A Happy New Year for Mobile Content Services‾

As the current year draws to a close all eyes are on the new opportunities and trends that will dominate the news in 2007. For mobile operators the challenge is still to drive additional revenues from value added services, whilst maintaining revenues from traditional voice and messaging services.

If operators only learn one thing from 2006 it is that they cannot afford to loose sight of their revenue base in voice minutes and text messaging. Content services uptake on the whole is still disappointing from a mass market perspective, but does exhibit small pockets of increased ARPU and usage from niche segments of the market. Divide and conquer is a good mantra and operators will need to further drive their segmentation models to ensure continued success. In terms of content services 2006 presented a mixed bag.

The breakout from the walled garden gathered momentum and major search and content brands arrived on the mobile device. Tariffs were revised and bundled with an increasing emphasis on families or groups and with home zone or at home tariffs to increase fixed to mobile substitution. For mobile operators next year will present a number of challenges.

Mobile TV services are expected to be at the forefront of operators' content plans, but already face many challenges. A range of competing technical solutions, differing spectrum requirements and confusing predictions over customer acceptance all serve to cloud the business plan.

Original trials have been hailed as successes but mass market uptake is less certain. However Mobile TV will become an operator must have service, but operators need to moderate their expectations.

Content partnerships are critical and the right mix of channels delivered to the right market segments is perhaps more important than an early launch of elegant technical solutions. For the consumer Mobile TV is still a very individual experience and more channels do not always equate to a better service. Although mobile TV pundits point to the success of video during the FIFA World Cup 2006 in Germany, this is really a one off event and unlikely to fuel widespread adoption of Mobile TV services.

User-generated content and social networking, as defined by the likes of YouTube, MySpace and FriendsUnited.com, using the mobile device will perhaps prove more successful in the short term.
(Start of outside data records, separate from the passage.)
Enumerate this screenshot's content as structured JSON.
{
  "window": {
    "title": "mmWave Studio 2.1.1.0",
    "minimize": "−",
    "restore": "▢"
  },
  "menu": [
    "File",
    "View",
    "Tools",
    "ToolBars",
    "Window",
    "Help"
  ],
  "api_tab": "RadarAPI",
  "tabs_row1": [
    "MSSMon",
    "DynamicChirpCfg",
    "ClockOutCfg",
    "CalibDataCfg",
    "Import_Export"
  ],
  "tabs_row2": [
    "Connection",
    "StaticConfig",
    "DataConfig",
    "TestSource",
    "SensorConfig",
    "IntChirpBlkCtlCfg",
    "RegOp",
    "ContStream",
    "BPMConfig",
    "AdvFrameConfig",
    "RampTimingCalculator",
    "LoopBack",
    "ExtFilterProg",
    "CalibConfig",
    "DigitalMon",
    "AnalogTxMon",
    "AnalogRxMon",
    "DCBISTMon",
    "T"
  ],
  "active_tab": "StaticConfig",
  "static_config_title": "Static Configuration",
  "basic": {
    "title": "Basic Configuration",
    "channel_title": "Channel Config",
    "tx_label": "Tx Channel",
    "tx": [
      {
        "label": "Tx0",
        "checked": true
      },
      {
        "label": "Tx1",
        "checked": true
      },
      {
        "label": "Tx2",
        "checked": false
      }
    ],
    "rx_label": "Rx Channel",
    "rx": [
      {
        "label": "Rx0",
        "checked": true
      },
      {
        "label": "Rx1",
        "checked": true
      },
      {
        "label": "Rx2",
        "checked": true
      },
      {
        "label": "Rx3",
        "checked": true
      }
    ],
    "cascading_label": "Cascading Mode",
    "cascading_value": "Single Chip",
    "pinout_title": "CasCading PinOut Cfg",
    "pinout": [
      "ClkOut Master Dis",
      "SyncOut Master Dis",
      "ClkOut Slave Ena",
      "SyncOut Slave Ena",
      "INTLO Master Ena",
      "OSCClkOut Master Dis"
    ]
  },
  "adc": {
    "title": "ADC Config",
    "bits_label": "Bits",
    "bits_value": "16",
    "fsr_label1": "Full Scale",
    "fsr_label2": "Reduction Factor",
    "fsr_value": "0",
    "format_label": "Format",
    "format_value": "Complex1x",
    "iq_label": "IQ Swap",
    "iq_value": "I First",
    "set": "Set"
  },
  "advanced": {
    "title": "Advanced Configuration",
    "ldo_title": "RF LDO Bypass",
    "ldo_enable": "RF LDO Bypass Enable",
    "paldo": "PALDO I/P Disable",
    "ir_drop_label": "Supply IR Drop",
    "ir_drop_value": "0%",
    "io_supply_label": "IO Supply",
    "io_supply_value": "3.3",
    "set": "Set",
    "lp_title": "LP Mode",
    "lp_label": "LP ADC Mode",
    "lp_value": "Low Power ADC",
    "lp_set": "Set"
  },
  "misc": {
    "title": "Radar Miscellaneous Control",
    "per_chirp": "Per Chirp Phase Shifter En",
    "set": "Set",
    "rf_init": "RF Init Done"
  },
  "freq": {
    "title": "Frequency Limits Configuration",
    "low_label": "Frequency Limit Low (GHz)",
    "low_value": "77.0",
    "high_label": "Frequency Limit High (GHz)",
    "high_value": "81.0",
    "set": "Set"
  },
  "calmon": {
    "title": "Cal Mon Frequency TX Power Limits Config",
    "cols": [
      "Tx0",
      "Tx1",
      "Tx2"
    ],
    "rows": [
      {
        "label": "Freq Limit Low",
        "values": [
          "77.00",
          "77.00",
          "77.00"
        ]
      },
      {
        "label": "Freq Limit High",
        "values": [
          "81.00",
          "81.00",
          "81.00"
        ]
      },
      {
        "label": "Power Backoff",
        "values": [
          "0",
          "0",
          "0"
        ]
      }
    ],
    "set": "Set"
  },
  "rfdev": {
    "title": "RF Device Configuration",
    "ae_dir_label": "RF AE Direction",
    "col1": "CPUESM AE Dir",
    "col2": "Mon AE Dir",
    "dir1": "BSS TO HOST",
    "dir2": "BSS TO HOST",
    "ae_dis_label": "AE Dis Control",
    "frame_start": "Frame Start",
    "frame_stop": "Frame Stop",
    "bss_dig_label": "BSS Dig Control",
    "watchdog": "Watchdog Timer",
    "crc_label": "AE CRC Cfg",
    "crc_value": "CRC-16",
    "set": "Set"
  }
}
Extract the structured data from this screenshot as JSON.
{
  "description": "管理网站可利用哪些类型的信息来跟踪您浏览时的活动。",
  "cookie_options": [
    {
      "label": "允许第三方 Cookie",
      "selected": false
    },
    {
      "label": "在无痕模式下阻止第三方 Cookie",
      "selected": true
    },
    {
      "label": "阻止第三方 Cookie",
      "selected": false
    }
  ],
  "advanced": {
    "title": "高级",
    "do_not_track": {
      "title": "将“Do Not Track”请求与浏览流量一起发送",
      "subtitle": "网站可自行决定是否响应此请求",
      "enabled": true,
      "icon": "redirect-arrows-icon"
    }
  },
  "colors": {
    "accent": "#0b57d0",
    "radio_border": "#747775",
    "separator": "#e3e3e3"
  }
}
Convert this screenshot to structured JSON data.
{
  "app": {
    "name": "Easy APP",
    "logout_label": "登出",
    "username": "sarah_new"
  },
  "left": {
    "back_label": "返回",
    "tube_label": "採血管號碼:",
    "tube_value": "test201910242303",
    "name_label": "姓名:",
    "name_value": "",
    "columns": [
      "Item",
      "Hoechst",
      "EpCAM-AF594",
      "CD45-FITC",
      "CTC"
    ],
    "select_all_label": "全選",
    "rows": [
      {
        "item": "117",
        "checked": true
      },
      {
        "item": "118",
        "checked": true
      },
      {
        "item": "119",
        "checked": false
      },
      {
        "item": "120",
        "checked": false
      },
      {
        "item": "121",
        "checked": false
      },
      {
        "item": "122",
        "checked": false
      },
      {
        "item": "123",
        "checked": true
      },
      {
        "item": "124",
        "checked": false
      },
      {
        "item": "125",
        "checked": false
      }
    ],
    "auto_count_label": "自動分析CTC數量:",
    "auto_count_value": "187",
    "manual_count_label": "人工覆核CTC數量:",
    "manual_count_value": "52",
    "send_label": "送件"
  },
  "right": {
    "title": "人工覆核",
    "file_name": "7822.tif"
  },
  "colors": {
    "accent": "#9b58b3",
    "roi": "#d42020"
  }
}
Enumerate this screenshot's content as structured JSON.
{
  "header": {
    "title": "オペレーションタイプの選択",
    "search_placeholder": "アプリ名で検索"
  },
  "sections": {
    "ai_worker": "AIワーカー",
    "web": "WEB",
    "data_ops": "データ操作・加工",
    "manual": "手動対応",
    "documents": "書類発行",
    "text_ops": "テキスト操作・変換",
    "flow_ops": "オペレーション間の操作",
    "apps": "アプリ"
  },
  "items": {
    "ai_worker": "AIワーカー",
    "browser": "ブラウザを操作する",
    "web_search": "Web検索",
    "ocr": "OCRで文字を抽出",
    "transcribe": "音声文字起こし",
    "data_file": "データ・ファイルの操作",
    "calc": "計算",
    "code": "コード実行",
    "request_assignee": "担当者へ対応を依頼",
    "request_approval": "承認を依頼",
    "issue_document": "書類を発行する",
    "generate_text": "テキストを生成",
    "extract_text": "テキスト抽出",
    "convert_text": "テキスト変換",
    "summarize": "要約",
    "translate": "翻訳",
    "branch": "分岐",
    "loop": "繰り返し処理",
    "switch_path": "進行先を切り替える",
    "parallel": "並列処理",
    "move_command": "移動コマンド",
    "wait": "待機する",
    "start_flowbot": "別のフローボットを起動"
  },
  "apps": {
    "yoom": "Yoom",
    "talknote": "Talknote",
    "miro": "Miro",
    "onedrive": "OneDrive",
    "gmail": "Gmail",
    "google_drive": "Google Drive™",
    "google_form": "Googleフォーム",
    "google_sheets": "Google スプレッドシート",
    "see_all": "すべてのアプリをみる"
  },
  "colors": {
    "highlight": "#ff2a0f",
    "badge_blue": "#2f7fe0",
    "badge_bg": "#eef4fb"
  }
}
These services are cheap to run, with few digital rights issues to address and potentially viral up-take. 3UK's 'See Me TV' offers an interesting case study, with 12 million downloads since its October 2005 launch, making it one of the most popular video download services in Europe and a flagship for the cause of allowing users to generate and distribute their own material.

Allied with TV services in the mind of the consumer is commercial advertising and 2007 will see the advent of these services on a mobile device. Whilst the concept of advertising paying for services has been around for sometime, its use to fund mobile services or offer rebates on services is new. Vodafone has recently announced a strategic alliance with Yahoo! to display mobile advertising on mobile phones within the UK. 

Blyk also announced its intention to launch as a pan-European MVNO service offering free voice and text as part of an advertising-funded service.  Opinion as to the acceptability of these services to consumers is divided, however user experience is certainly a key factor as well as the ability to target the advertising to ensure that it adds value for the individual user.


Rivals are awaiting the launch of these new services with increased interest and if the format and targeting are correct then mobile advertising offers a potential additional revenue or subsidy stream in the consumer market.

Whilst not a panacea for increasing mobile usage, the mobile handset as a personal trusted device offers enormous opportunities for targeting personal advertising or content. If operators can win over consumers to this idea, it could change the dynamics of the consumer market.